Look through the entries below, please, and copy every line with the word "give".

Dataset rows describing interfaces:
- - -

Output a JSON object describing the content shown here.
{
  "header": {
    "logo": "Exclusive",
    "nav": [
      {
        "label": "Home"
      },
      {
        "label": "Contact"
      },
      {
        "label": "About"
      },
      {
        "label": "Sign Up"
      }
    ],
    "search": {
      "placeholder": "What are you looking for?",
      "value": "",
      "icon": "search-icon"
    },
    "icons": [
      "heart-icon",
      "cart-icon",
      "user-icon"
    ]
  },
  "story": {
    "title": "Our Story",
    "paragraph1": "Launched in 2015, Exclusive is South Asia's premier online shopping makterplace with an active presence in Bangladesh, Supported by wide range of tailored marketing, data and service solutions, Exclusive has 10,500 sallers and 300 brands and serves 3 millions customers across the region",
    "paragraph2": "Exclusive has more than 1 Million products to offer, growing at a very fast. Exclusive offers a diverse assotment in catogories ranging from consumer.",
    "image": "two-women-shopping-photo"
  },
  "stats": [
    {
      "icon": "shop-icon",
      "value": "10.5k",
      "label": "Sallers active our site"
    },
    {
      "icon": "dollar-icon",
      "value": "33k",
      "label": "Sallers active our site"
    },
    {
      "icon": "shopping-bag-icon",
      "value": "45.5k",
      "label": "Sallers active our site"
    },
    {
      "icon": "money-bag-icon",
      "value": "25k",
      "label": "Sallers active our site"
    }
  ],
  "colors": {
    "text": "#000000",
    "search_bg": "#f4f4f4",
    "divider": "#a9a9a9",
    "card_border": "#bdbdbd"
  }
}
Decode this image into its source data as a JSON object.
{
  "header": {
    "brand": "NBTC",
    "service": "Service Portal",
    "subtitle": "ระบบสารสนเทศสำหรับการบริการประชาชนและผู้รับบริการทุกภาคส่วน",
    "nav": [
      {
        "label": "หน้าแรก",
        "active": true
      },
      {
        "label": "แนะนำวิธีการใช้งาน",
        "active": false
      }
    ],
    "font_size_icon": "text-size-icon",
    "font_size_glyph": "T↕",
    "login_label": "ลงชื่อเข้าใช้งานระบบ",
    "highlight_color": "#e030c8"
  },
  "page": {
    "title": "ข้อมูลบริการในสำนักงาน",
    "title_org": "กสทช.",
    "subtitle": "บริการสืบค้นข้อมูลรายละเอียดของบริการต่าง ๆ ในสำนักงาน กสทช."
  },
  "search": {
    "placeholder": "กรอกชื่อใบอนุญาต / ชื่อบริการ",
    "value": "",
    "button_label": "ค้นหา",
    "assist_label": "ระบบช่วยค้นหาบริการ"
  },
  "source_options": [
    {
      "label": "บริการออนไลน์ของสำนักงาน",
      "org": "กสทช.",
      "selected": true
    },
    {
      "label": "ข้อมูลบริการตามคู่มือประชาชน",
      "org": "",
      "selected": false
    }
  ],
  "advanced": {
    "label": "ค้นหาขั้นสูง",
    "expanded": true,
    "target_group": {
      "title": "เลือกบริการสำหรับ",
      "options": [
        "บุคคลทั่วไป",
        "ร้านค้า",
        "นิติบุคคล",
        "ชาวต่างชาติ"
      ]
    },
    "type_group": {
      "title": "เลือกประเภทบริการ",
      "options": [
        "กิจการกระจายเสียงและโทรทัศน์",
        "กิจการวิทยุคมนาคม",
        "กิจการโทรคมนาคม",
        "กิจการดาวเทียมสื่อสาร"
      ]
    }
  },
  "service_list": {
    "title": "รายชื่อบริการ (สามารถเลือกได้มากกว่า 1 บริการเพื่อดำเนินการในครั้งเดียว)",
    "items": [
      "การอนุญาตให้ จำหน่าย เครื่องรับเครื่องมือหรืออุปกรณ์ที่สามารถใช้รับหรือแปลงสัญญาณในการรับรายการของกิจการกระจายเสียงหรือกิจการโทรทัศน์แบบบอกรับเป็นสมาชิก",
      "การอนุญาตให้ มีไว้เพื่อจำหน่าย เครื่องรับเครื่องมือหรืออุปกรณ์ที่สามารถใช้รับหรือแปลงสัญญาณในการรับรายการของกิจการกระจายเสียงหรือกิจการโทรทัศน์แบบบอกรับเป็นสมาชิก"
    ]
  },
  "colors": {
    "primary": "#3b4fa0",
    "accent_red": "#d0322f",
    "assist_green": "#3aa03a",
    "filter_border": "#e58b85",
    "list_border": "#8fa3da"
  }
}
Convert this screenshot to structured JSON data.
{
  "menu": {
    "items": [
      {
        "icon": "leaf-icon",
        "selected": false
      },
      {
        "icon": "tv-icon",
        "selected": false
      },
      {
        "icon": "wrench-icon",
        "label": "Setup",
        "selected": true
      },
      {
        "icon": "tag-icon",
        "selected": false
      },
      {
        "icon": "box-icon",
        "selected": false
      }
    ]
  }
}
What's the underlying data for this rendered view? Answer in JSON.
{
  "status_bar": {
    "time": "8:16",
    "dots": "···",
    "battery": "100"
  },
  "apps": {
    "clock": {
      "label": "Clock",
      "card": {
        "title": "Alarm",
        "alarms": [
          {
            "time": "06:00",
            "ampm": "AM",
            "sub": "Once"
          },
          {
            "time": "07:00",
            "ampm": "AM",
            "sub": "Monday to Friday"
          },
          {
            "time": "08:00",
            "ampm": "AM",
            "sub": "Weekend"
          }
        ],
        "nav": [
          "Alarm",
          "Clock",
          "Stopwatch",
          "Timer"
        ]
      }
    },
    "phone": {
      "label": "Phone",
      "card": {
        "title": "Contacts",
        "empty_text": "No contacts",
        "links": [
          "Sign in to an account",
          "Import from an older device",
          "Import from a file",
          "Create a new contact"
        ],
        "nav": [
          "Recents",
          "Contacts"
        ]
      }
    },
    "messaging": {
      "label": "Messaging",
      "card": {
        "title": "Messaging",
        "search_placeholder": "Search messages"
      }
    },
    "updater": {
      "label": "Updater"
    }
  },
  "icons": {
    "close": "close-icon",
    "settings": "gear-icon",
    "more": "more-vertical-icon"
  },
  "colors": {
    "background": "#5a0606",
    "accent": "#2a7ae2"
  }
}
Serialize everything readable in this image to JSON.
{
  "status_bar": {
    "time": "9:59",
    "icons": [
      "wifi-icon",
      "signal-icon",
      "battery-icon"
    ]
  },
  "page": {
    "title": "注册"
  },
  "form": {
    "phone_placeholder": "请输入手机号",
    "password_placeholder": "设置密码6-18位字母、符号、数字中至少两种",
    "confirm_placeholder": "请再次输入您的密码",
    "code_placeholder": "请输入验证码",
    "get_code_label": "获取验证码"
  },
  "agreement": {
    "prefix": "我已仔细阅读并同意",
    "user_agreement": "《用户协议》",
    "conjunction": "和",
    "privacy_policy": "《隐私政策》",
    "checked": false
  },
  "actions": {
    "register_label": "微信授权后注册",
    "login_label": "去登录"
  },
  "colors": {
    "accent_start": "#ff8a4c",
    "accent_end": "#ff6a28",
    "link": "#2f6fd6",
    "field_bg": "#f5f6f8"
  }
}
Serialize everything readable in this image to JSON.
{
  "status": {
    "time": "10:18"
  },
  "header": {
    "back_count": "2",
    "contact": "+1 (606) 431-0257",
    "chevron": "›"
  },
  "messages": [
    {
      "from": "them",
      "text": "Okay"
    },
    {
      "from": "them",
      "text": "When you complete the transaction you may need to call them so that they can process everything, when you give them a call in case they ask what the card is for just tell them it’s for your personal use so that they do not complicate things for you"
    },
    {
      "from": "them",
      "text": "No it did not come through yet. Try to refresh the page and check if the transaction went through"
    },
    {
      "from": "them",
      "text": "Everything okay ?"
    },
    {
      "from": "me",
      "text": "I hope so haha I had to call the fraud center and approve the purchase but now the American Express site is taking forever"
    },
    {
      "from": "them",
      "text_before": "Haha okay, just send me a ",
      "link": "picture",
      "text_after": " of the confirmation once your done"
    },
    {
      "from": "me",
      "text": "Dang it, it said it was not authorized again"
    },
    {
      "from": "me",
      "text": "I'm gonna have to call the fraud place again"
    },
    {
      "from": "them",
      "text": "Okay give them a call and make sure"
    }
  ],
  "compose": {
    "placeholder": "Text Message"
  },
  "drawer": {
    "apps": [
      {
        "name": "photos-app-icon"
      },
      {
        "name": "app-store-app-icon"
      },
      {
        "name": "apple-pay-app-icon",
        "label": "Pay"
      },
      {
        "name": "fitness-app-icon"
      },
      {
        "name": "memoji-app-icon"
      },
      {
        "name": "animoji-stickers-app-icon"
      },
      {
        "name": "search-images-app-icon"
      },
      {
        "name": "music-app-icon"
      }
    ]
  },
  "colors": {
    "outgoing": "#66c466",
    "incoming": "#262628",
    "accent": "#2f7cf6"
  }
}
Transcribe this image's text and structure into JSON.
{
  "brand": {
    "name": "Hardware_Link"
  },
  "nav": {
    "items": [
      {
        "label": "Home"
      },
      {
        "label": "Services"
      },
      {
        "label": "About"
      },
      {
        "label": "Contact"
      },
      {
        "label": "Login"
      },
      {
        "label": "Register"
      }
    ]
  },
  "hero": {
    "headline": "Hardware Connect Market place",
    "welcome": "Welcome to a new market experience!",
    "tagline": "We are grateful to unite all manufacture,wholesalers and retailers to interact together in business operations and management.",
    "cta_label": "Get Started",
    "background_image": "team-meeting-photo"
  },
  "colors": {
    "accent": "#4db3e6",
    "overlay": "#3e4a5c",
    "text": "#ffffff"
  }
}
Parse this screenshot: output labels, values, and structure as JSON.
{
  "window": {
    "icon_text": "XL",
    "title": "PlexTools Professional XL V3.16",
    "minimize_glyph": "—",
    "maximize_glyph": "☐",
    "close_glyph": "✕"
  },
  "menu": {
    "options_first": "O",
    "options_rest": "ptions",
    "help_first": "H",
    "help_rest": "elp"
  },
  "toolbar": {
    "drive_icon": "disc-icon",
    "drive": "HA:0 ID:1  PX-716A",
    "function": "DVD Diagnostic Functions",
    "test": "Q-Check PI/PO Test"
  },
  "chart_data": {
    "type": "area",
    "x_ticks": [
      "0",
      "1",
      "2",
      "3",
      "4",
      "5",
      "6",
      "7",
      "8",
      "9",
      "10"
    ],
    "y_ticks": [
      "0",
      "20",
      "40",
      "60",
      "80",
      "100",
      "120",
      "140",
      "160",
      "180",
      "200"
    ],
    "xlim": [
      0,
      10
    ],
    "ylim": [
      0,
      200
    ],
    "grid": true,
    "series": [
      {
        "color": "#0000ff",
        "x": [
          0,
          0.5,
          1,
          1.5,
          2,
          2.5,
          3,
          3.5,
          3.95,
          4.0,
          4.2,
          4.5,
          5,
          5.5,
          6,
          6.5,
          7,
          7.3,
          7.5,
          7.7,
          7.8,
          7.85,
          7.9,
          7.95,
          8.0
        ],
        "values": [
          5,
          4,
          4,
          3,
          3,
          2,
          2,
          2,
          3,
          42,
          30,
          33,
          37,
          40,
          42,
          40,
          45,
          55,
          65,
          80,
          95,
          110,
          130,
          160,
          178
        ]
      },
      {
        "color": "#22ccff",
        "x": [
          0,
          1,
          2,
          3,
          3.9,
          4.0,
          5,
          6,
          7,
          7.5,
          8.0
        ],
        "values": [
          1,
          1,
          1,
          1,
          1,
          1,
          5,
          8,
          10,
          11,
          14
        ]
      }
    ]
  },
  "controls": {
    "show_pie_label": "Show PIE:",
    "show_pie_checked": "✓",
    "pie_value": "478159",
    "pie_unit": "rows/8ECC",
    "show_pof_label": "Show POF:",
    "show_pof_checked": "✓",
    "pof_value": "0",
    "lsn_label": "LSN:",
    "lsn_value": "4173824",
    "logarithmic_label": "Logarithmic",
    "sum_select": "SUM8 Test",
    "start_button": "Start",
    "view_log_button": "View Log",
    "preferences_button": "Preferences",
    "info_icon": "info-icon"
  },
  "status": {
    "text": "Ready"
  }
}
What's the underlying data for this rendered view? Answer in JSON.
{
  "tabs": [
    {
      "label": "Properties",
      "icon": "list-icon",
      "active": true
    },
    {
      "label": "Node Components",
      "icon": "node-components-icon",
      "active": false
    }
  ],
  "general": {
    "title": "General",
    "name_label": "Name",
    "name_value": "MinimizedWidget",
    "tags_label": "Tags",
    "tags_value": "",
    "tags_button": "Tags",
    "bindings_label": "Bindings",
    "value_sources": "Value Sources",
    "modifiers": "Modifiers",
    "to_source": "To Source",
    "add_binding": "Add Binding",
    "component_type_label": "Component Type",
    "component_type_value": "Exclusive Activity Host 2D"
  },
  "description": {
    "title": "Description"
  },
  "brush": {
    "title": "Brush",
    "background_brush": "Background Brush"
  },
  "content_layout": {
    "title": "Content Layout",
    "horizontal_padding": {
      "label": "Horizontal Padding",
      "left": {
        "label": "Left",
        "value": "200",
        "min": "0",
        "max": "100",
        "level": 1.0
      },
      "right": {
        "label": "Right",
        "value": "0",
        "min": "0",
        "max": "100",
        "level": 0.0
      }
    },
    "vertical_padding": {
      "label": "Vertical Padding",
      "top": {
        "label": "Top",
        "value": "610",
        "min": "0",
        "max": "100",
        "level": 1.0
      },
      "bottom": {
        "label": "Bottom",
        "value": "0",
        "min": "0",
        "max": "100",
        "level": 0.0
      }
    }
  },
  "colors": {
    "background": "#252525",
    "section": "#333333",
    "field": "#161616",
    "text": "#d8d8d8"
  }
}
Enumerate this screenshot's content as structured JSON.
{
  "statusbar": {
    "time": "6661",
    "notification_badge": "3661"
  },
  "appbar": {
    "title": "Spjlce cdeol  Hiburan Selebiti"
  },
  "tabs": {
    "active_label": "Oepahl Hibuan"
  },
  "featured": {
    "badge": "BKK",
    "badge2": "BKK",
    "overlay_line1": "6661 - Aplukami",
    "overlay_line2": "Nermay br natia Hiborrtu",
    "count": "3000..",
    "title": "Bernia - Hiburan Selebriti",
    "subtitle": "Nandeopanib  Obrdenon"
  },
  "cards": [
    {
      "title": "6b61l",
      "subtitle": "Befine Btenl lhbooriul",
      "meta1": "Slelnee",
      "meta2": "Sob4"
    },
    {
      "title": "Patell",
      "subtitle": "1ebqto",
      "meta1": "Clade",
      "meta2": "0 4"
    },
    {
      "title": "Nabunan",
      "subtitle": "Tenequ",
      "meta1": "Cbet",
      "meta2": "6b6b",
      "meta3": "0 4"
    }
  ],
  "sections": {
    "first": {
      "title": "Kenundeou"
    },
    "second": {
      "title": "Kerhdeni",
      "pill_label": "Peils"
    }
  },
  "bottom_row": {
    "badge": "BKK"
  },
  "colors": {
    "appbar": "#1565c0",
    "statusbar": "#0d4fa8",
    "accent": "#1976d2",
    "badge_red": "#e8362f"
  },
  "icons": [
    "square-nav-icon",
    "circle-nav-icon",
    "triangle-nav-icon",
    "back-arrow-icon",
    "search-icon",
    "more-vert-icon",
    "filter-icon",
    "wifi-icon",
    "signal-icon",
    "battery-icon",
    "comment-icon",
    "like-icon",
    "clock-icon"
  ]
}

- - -

◆ **Task output**:
      "text": "When you complete the transaction you may need to call them so that they can process everything, when you give them a call in case they ask what the card is for just tell them it’s for your personal use so that they do not complicate things for you"
      "text": "Okay give them a call and make sure"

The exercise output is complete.